Study accuses Arizona checkpoint of racial profiling, targeting Latinos 20 times more often
'Police Officer Guiding Apprehended Man Into Police Car' (Shutterstock)

A study by a grassroots group in Arizona has found that one Customs and Border Protections checkpoint about 25 miles from the border racially profiled Latinos, targeting them 20 times more often than other drivers.

According to KGUN, the group "People Helping People" has logged 100 volunteer hours since initiating the checkpoint monitoring effort near Arivaca in February.

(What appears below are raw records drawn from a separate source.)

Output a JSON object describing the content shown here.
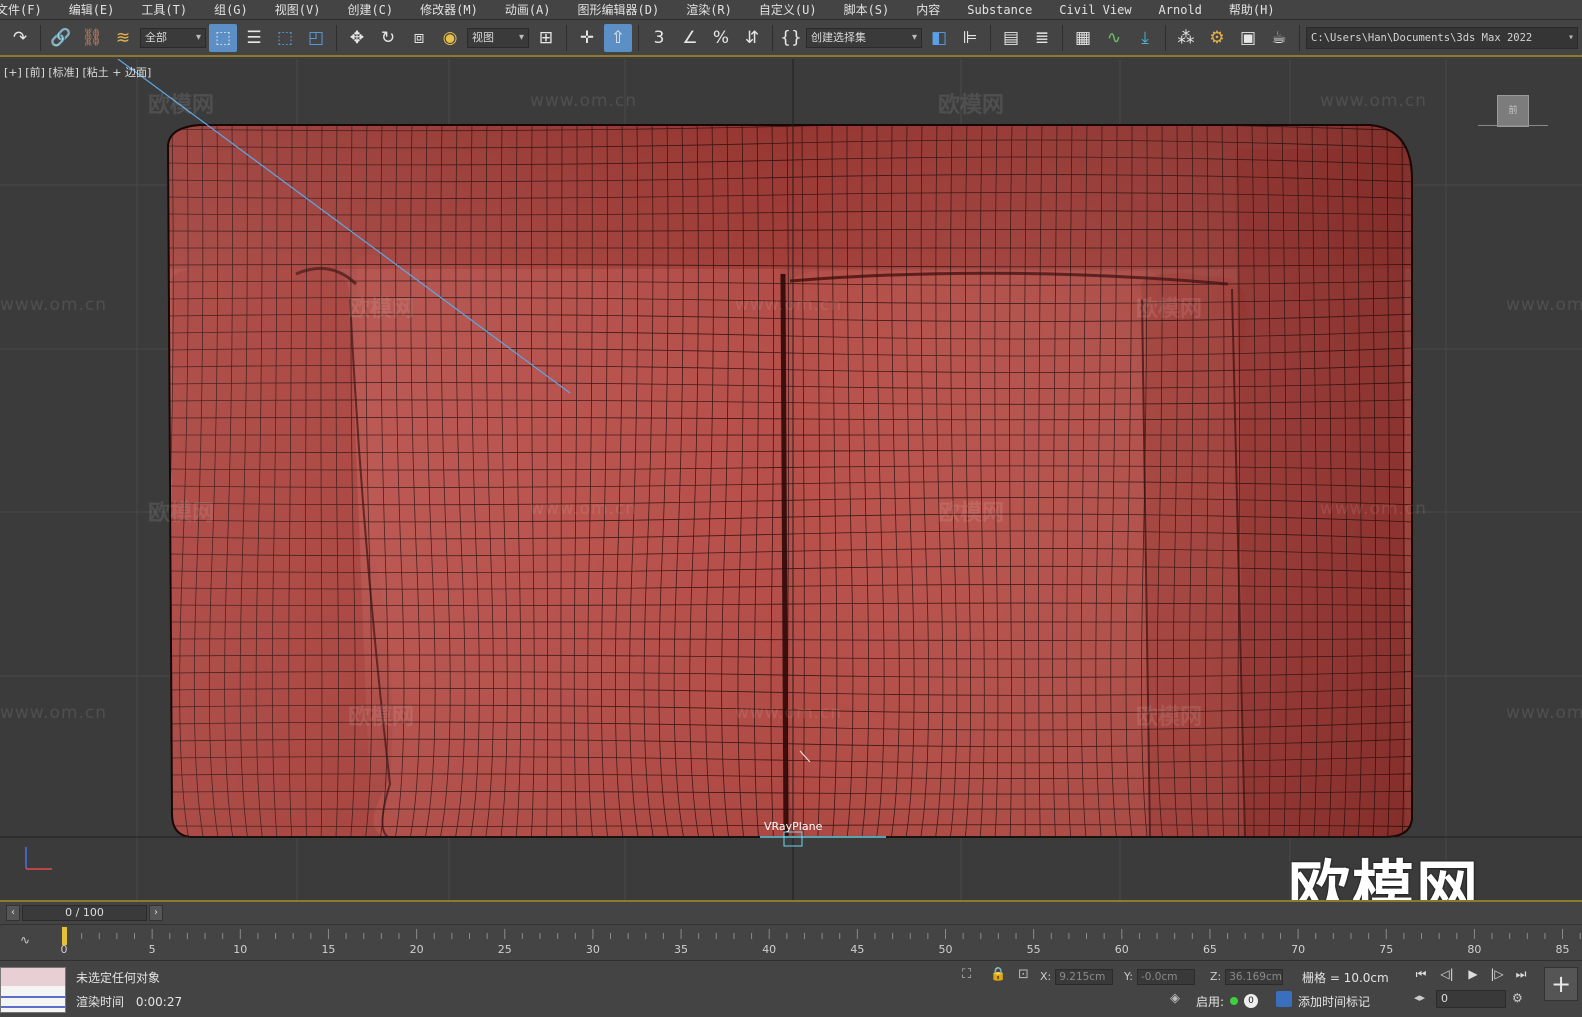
{
  "menubar": {
    "items": [
      "文件(F)",
      "编辑(E)",
      "工具(T)",
      "组(G)",
      "视图(V)",
      "创建(C)",
      "修改器(M)",
      "动画(A)",
      "图形编辑器(D)",
      "渲染(R)",
      "自定义(U)",
      "脚本(S)",
      "内容",
      "Substance",
      "Civil View",
      "Arnold",
      "帮助(H)"
    ]
  },
  "toolbar": {
    "selection_filter": "全部",
    "ref_coord": "视图",
    "named_selection": "创建选择集",
    "project_path": "C:\\Users\\Han\\Documents\\3ds Max 2022",
    "snap_label": "3"
  },
  "viewport": {
    "label": "[+] [前] [标准] [粘土 + 边面]",
    "object_label": "VRayPlane",
    "viewcube_label": "前",
    "watermark_cn": "欧模网",
    "watermark_url": "www.om.cn",
    "logo_text": "欧模网",
    "mesh_color": "#b3453f",
    "background_color": "#3b3b3b"
  },
  "timeline": {
    "frame_display": "0 / 100",
    "current_frame": 0,
    "ticks": [
      0,
      5,
      10,
      15,
      20,
      25,
      30,
      35,
      40,
      45,
      50,
      55,
      60,
      65,
      70,
      75,
      80,
      85
    ]
  },
  "status": {
    "message": "未选定任何对象",
    "render_time_label": "渲染时间",
    "render_time_value": "0:00:27",
    "x_label": "X:",
    "x_value": "9.215cm",
    "y_label": "Y:",
    "y_value": "-0.0cm",
    "z_label": "Z:",
    "z_value": "36.169cm",
    "grid_text": "栅格 = 10.0cm",
    "enable_label": "启用:",
    "key_count": "0",
    "add_tag_label": "添加时间标记",
    "frame_value": "0"
  }
}
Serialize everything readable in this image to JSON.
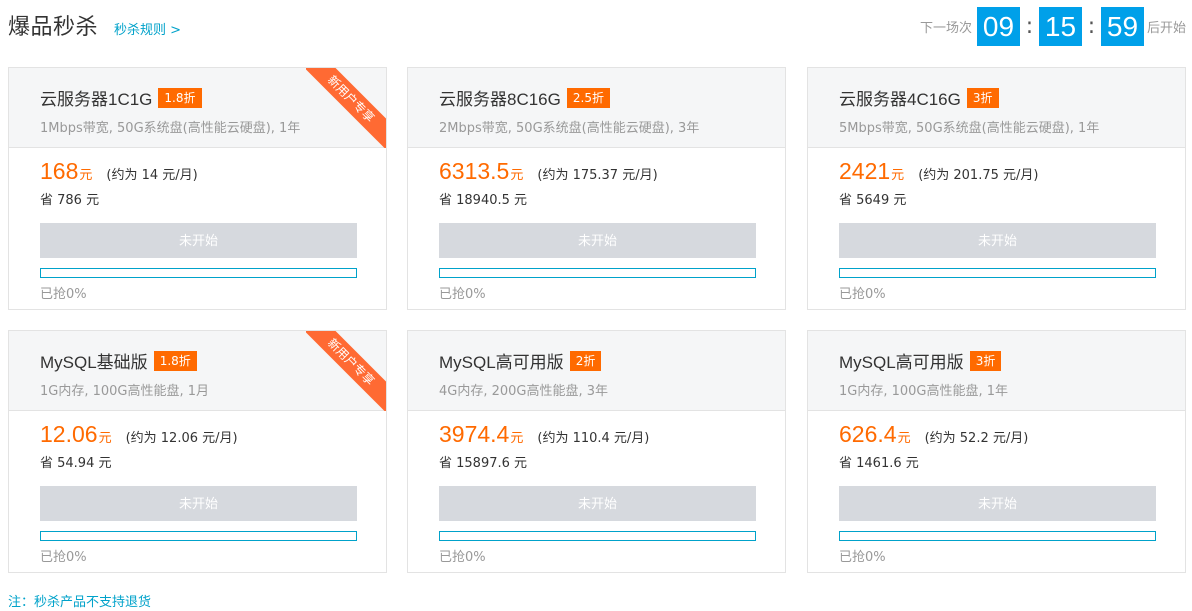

The group said Latinos were 20 times more likely to be flagged for secondary searches than other groups. But the group never observed agents taking anyone into custody or seizing any contraband.

Carlota Wray, who is a naturalized citizen, told KGUN that she was searched so many times that she avoided the checkpoint.

"I put it off," Wray explained. "I didn't want to deal with them. I didn't want to answer any questions. I didn't want to be pulled to secondary."

And Deborah Seat said that she was detained for 45 minutes.

"It was awful," Seat recalled. "I never knew why."

The Border Patrol responded by saying that it did not "tolerate racial profiling or agent misconduct and appropriately investigates allegations of wrongdoing."

But it also refused to shut down the checkpoint, calling it "a critical enforcement tool for carrying out the mission of securing our nation's borders."

Watch the video below from KGUN, broadcast Oct. 20, 2104.